Ann Meekitjuk Hanson
Ann Meekitjuk Hanson, CM, journalist, broadcaster, philanthropist, commissioner of Nunavut (born 22 May 1946 in Qakutut, Northwest Territories). Hanson has spent much of her professional life in the public sector service, furthering the development of Nunavut and its people through her media and philanthropic work.
Bernadette Renaud, author, playwright (born 18 April 1945 in Ascot Corner, Québec).
Editorial: Black Women in the Arts
The following article is part of an exhibit. Past exhibits are not updated.
Driven to overcome histories of prejudice and marginalization, as women and as people of African descent, Black women are among Canada’s most innovative artists. With their fingers on the pulse of this multi-tasking, multi-disciplinary, 21st-century culture, the 15 dynamic artists featured in this exhibit — a mix of poets, playwrights, filmmakers, musicians and visual artists — refuse to be limited to one medium or style.
Award-winning poet Dionne Brand is also a novelist, filmmaker and influential professor, while Lillian Allen thrives as a dub poet, declaiming her verses to reggae accompaniment. trey anthony is a comedian as well as a ground-breaking playwright and screenwriter. All of these women and the many others below are also, in one way or another, passionate activists and committed advocates who are deeply involved in their communities.
Authors and Their Milieu
Contemporary Canadian writers have won prestigious awards and honours at home and abroad. Among the most publicized of these events was Prix Goncourt awarded to Antonine Maillet for Pélagie-la-Charette.
Laurent-Olivier David, lawyer, journalist, newspaper owner, writer, politician (born 24 March 1840 in Sault-au-Récollet (Montréal), QC; died 24 August 1926 in Outremont, QC). David was responsible for founding the Monument-National and was the author of a number of biographies of famous Canadians.
Pierre Perrault, OQ, film director, poet, writer (born 29 June 1927 in Montréal, QC; died 23 June 1999 in Montréal). Pierre Perrault was one of Quebec’s most significant and celebrated artists. His collective work in radio, film, television and print explores the genesis and nature of French Canadian culture and identity. A pioneer of direct cinema, his elegiac 1963 documentary Pour la suite du monde, co-directed with Michel Brault, is a landmark in Canadian cinema. His writing received three Governor General’s Literary Awards: for poetry, theatre and non-fiction. An Officer of the Ordre national du Québec, Perrault received the Prix Ludger-Duvernay, Prix Albert-Tessier, Prix Victor-Barbeau, the Médaille des Arts et des Lettres from the Government of France, and the Médaille d’argent du Mouvement national des Québécois et Québécoises.
Lucy Maud Montgomery
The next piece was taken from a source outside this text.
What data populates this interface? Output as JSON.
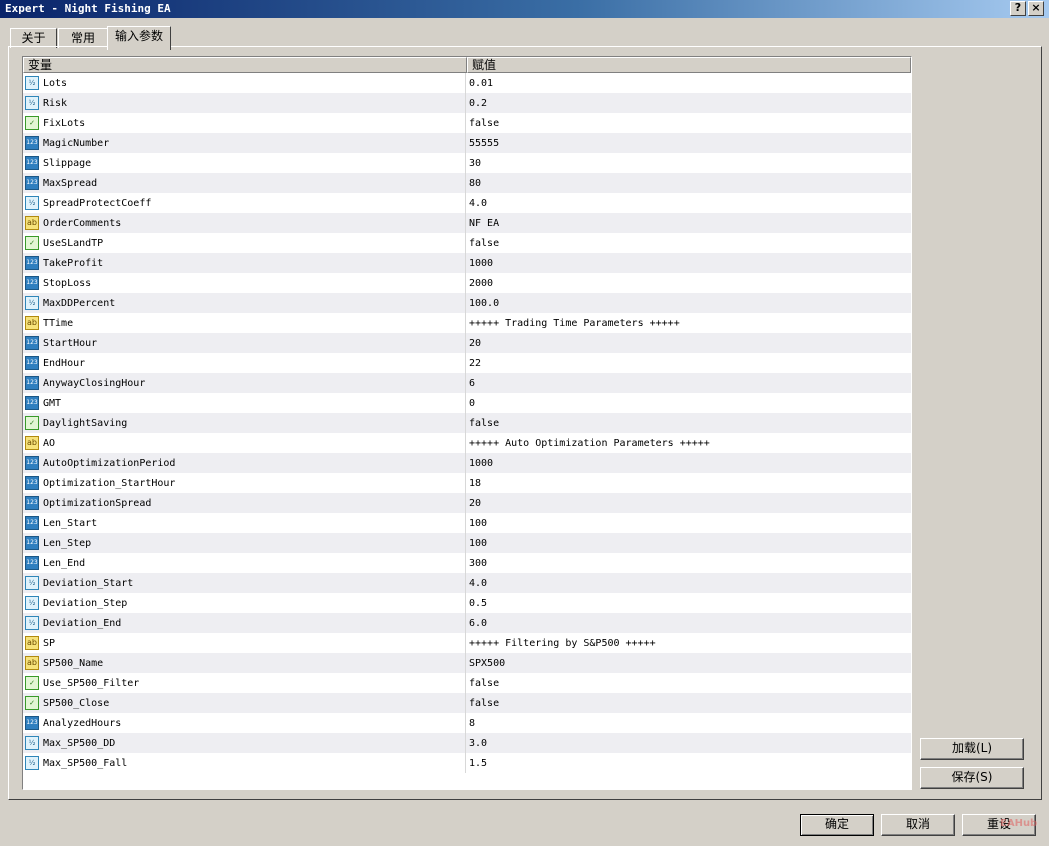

Lucy Maud Montgomery, OBE, writer (born 30 November 1874 in Clifton (now New London), PEI; died 24 April 1942 in Toronto, ON). Lucy Maud Montgomery is arguably Canada’s most widely read author. Her first novel, Anne of Green Gables (1908), became an instant best-seller. It has remained in print for more than a century, making the character of Anne Shirley a mythic icon of Canadian culture. Montgomery produced more than 500 short stories, 21 novels, two poetry collections, and numerous journal and essay anthologies. Her body of work has sold an estimated 50 million copies worldwide. Anne of Green Gables alone has been translated into at least 36 languages as well as braille. It has been adapted dozens of times in various mediums. Montgomery was named an Officer of both the Order of the British Empire and the Literary and Artistic Institute of France. She was the first Canadian woman to be made a member of the British Royal Society of Arts and she was declared a Person of National Historic Significance in Canada.